Casablanca- The death of two brothers, who were trying to scrape together a living from an abandoned coal pit in Jerada in eastern Morocco, sparked a wave of protests against economic and social marginalisation, putting pressure on the government to act.
Houcine Daioui and Jedouane Daioui, aged 23 and 30, died in a tunnel accident, 85 metres below ground. They have become symbols of social unrest in Jerada, a once-thriving city that now struggles from years of government neglect.
The community had heavily relied on the coal industry, which employed 9,000 people until the late 1990s when it was deemed too costly. The economic and social effects of the coal industry shutdown were devastating, greatly increasing local unemployment and forcing thousands to leave Jerada because of a lack of alternative job prospects.
Protesters took to the streets after the brothers’ death to express anger at being marginalised — scenes reminiscent of Al Hirak al-Shaabi (Popular Movement), which held protests last year for social justice, jobs and health care in the neighbouring Rif region.
Moroccan Prime Minister Saad Eddine El Othmani said he was ready to meet lawmakers from Jerada to discuss problems in the former mining city, which is one of the poorest areas in the country.
Energy and Mines Minister Aziz Rebbah’s recent measures to create jobs in the region failed to meet the public’s demands. He proposed 140 jobs be provided by the National Office of Water and Electricity.

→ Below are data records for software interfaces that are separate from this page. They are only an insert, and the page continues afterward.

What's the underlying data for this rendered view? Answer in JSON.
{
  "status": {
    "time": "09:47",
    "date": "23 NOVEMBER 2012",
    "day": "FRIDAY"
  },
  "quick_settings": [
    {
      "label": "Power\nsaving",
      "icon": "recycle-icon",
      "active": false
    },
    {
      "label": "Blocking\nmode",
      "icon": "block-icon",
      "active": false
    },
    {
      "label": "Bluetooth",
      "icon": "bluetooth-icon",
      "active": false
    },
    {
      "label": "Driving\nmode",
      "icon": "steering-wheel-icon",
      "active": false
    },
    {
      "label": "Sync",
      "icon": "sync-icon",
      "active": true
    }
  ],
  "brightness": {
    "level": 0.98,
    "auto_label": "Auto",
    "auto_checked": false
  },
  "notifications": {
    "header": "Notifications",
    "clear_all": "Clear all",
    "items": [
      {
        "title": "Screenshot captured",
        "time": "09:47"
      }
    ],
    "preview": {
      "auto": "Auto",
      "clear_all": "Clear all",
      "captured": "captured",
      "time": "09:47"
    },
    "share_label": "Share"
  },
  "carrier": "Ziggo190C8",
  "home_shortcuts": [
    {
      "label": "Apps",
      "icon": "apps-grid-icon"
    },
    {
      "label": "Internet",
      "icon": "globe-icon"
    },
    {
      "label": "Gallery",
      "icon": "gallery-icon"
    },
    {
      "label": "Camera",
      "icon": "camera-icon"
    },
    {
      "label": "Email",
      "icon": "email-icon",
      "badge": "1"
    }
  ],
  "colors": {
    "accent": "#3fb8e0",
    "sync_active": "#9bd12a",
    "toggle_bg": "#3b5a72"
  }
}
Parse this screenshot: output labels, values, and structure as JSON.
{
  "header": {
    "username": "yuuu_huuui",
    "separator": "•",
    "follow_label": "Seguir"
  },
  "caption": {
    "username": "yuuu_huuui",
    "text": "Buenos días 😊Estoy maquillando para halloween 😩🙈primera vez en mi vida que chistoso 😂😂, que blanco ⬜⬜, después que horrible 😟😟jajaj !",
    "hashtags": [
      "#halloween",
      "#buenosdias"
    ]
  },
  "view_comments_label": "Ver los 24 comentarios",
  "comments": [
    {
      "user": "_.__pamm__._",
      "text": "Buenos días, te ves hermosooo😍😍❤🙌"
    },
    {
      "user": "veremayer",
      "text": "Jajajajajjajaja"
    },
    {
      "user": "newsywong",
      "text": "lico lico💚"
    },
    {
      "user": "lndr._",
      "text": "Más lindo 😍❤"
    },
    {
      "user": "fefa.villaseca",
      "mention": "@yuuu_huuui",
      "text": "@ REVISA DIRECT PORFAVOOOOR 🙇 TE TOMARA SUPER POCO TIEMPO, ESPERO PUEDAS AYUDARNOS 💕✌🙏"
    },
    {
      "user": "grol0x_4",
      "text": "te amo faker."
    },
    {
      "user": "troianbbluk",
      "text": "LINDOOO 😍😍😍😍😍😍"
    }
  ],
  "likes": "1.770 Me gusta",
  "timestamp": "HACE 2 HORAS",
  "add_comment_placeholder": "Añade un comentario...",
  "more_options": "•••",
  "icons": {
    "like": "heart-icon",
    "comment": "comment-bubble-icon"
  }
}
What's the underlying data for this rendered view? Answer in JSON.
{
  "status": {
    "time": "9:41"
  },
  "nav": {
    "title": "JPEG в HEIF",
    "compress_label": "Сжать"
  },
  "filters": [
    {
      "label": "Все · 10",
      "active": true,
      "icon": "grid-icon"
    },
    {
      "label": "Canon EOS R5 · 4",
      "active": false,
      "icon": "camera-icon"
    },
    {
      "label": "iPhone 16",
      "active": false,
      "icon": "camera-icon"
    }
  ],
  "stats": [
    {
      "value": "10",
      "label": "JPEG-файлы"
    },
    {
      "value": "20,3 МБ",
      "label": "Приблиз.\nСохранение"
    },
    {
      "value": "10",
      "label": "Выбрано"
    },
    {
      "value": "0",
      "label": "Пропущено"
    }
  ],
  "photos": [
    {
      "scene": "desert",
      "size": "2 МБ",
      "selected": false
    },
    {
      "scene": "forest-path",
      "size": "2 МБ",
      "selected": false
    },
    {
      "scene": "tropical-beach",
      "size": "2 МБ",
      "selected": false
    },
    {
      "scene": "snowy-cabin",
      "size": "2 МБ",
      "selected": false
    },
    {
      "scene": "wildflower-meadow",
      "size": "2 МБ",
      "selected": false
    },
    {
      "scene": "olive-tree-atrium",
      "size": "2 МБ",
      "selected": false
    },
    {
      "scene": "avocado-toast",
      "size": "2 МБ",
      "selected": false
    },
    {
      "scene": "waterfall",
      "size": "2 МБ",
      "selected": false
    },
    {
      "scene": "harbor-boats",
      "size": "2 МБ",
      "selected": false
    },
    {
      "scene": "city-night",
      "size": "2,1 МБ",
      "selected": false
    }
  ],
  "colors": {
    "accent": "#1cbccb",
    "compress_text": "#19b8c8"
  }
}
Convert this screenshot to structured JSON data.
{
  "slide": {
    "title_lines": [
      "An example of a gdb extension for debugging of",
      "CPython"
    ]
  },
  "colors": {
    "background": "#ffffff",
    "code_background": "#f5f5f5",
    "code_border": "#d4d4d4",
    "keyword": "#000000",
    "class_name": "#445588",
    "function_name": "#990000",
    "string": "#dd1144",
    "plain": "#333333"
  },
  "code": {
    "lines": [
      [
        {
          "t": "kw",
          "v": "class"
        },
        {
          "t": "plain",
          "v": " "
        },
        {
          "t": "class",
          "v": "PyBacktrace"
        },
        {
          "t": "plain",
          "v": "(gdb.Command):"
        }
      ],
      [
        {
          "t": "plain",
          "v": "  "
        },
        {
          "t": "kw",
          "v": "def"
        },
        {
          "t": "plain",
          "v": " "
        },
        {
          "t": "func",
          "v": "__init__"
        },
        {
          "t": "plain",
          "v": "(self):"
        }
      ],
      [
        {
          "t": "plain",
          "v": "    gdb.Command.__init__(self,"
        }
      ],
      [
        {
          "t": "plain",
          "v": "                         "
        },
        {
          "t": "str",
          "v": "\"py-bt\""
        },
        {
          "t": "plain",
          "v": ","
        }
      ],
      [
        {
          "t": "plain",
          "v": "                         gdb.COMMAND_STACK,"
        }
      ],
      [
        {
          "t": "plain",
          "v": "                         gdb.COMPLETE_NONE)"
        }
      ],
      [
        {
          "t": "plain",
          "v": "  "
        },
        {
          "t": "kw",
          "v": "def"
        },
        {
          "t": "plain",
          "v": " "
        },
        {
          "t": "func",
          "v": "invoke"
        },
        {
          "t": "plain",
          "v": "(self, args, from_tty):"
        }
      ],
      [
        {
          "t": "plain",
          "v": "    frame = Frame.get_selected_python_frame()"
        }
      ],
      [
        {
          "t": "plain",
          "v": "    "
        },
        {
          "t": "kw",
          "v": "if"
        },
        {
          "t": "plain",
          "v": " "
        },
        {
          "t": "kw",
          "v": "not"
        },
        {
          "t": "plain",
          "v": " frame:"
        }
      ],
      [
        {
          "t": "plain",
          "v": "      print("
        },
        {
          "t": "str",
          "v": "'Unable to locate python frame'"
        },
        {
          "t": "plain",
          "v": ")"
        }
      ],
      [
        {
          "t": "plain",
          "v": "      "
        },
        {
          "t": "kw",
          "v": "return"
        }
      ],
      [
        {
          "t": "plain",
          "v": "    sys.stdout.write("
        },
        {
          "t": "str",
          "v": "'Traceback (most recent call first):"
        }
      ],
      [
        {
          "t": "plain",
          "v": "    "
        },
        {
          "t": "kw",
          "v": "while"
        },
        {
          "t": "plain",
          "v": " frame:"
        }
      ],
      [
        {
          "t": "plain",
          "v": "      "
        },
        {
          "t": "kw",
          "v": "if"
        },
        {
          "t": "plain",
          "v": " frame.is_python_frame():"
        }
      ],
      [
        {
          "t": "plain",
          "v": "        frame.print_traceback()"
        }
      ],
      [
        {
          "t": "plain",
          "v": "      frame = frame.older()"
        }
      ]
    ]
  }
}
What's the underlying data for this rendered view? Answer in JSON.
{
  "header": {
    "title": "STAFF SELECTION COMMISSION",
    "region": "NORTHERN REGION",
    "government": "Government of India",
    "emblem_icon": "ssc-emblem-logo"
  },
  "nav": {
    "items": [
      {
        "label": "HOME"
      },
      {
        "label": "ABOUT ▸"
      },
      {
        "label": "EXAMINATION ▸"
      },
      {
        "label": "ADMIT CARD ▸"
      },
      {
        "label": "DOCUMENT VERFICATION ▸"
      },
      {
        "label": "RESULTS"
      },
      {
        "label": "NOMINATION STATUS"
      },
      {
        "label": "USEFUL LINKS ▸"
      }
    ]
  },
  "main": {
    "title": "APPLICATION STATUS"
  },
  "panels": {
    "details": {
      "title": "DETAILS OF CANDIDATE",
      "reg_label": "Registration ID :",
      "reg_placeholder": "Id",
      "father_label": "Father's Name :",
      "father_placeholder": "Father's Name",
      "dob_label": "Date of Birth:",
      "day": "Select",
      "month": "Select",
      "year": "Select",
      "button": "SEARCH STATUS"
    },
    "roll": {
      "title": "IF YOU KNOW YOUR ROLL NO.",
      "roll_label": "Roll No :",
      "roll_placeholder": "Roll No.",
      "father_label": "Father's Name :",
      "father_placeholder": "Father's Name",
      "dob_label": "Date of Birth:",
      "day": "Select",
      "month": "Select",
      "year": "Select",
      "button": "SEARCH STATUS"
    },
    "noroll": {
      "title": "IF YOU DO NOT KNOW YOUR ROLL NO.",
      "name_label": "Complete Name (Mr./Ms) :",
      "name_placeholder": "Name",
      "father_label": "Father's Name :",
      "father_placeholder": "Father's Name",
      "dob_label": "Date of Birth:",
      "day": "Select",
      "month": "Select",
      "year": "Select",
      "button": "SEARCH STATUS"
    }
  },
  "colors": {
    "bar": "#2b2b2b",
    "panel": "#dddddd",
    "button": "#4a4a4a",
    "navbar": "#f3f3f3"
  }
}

He said the country was building a coal-fired power station near Jerada that would employ 500 people, mostly from the region. Protesters, however, have called for the creation of 5,000 jobs.